MID Devon District Council has moved a step closer to tackling its £2 million budget deficit.
A possible £1.3 million of savings and cuts have been identified to help balance next year’s budget.
Council officers presented the authority’s cabinet meeting with potential ways to save money or make cuts to services, and councillors now have to decide which ones to pursue.
A colour-coded metric for the cuts showed just £269,000 of the possible £1.3 million worth of savings are green, meaning “low risk”.
More than £535,000 are amber, or medium risk, and more than £532,000 are deemed red, with higher risks and impacts on services.
Even if all the options are accepted, it still leaves a £765,000 budget shortfall, a significant issue given councils are legally required to set a balanced budget.
Andrew Jarratt, deputy chief executive of the council, outlined the tough choices.
“We have done the efficiency agenda to death, and so we are getting to the stage where any further budgetary reductions mean a reduction in service delivery,” he said.
“We do consider how a saving in the budget will impact service delivery so that members can make the right decisions.”
The biggest possible single saving identified could come from a cut to services and not filling job roles which become vacant.

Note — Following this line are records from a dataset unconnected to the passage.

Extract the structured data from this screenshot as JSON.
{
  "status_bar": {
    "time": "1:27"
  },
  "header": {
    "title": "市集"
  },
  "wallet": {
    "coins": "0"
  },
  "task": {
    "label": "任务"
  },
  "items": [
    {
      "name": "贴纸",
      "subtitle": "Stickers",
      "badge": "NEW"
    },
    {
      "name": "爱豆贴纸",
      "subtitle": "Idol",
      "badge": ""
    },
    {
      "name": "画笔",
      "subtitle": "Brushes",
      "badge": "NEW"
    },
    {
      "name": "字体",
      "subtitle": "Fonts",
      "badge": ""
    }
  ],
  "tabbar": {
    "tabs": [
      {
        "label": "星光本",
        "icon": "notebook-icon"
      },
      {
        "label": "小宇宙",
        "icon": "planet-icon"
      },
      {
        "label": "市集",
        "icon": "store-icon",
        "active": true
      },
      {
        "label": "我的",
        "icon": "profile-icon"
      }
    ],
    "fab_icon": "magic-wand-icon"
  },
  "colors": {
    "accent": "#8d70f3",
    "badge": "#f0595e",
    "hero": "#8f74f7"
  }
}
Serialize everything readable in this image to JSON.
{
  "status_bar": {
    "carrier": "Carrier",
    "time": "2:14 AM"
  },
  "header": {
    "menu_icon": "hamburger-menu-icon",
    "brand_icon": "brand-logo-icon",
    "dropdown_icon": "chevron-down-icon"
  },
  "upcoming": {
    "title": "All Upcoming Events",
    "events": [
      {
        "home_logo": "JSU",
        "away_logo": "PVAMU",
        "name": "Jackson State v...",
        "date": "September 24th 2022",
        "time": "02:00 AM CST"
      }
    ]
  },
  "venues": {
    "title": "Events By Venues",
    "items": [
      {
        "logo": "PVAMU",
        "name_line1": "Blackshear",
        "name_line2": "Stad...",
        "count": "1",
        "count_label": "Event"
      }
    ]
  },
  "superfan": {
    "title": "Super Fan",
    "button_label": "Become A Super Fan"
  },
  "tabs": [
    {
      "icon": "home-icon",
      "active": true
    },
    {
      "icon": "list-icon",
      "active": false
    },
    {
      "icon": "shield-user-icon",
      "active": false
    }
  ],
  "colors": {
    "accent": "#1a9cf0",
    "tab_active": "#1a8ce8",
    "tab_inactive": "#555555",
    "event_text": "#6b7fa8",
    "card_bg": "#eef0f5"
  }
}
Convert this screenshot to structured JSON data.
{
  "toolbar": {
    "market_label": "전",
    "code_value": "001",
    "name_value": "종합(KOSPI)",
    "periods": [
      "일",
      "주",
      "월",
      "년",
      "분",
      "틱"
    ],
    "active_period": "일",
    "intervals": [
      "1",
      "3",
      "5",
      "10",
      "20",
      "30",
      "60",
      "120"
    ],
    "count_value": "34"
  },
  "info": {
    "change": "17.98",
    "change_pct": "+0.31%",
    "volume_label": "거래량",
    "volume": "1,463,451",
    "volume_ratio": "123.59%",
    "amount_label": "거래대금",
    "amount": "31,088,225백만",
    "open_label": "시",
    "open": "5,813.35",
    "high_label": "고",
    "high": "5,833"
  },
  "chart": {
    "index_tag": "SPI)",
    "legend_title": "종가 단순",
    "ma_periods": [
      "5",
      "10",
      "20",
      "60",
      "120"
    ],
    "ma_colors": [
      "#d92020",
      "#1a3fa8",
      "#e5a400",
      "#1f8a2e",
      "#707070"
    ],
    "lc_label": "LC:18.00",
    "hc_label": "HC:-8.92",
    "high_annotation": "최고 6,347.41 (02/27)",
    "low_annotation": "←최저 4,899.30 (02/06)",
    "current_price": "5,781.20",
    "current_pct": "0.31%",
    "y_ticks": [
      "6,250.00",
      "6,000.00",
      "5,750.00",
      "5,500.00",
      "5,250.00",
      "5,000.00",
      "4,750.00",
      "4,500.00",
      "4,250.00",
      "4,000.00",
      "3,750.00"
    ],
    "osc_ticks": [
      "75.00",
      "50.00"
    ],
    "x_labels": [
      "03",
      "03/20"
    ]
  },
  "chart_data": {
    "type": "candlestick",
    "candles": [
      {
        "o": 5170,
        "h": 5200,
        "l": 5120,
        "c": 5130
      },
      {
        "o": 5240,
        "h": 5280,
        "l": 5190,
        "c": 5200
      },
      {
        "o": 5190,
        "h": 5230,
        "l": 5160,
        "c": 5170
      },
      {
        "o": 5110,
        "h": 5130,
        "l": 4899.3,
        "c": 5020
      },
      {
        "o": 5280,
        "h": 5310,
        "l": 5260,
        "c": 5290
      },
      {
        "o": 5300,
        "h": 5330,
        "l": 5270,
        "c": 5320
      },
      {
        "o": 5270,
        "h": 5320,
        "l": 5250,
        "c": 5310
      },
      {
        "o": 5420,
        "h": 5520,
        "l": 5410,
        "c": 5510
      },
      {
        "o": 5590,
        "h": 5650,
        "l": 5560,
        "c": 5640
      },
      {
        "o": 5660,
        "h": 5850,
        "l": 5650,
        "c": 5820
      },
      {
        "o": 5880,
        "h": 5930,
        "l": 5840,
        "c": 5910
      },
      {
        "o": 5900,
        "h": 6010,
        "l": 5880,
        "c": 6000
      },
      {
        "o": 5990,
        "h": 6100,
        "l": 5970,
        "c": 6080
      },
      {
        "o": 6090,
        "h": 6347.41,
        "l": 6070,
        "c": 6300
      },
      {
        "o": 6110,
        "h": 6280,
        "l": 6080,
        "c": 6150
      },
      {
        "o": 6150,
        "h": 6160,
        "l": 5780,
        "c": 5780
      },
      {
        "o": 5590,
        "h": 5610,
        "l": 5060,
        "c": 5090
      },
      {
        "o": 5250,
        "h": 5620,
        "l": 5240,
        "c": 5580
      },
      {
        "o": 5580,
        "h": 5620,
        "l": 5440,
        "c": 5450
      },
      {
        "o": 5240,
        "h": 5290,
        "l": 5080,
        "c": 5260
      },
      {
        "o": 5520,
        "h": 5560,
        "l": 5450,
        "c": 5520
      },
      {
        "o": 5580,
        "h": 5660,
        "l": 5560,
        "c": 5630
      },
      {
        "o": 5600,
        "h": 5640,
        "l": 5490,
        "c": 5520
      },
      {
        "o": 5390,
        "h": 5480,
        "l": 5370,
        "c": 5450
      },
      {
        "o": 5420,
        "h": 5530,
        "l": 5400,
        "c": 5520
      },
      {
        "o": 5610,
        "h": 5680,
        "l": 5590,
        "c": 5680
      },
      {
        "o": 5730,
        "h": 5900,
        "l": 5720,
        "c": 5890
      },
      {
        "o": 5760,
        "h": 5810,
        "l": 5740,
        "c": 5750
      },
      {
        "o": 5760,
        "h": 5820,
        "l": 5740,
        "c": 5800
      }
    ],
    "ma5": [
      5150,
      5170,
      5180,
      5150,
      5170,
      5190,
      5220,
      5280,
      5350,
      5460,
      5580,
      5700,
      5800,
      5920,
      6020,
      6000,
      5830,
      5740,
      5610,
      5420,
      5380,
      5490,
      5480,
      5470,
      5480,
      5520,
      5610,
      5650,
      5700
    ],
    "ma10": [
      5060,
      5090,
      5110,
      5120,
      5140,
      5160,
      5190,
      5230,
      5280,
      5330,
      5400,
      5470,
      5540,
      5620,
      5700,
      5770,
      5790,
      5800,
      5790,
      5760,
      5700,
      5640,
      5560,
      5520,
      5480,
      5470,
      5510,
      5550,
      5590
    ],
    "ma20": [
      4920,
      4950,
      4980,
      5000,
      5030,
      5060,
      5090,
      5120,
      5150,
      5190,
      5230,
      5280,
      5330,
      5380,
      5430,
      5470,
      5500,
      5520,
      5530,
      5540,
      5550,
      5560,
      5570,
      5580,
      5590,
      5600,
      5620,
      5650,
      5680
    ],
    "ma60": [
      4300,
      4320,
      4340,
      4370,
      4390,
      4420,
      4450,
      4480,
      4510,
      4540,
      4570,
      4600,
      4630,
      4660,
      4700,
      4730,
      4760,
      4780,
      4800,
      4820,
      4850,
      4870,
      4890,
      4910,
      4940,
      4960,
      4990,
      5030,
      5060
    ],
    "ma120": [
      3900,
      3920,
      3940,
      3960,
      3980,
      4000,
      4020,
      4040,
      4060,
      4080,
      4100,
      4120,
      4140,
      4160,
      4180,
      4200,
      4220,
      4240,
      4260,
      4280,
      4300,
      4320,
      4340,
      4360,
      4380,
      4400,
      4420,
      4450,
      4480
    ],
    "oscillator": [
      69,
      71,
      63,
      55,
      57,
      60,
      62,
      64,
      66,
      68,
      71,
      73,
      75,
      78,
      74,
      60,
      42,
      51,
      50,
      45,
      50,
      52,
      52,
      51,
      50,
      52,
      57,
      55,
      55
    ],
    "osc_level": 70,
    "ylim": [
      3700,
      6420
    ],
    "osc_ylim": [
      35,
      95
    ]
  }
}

But £363,000 of such potential cuts are identified as red, meaning they would “not be recommended due to the severe negative impact on service delivery”.
Seeking a financial contribution from some or all major town councils for the upkeep of certain buildings, or transferring ownership of them to smaller authorities, could save £150,000, but is also categorised as red in the report, which added: “Current negotiations are not overly encouraging”.
Other potentially controversial ideas include reducing community grants for organisations, such as Citizens Advice and Mid Devon Mobility, increasing garden waste and trade waste fees, and upping parking charges.
Councillor Steve Keable (Lib Dem, Taw Vale) noted what he called a “fire sale” of assets by Devon County Council in a bid to raise funds, and questioned whether Mid Devon could do the same.
However, Mr Jarratt said that the district council is “not overly asset rich”, and that all its properties are used for service provision or provide rental income.
“We actually have ongoing discussions with the county council, and because of their willingness to get rid of some of their assets, they might be seeking to occupy some of our offices at Phoenix House,” he said.
“This shows that one authority’s energy to reduce their asset exposure could be another authority’s gain hopefully.”
Deputy leader Jane Lock (Lib Dem, Canonsleigh) asked whether sharing services with other authorities could also help save money.
Mr Jarratt added that this was regularly pursued and had gained traction in some service areas but not in others.
The council was told that the 2023/24 budget had only been balanced after a staffing savings target of £400,000, which involved not filling posts that became vacant, and £625,000 from reserves.
Mr Jarratt added that the council’s financial position could change once Westminster had confirmed the grant levels as part of its local government finance settlement.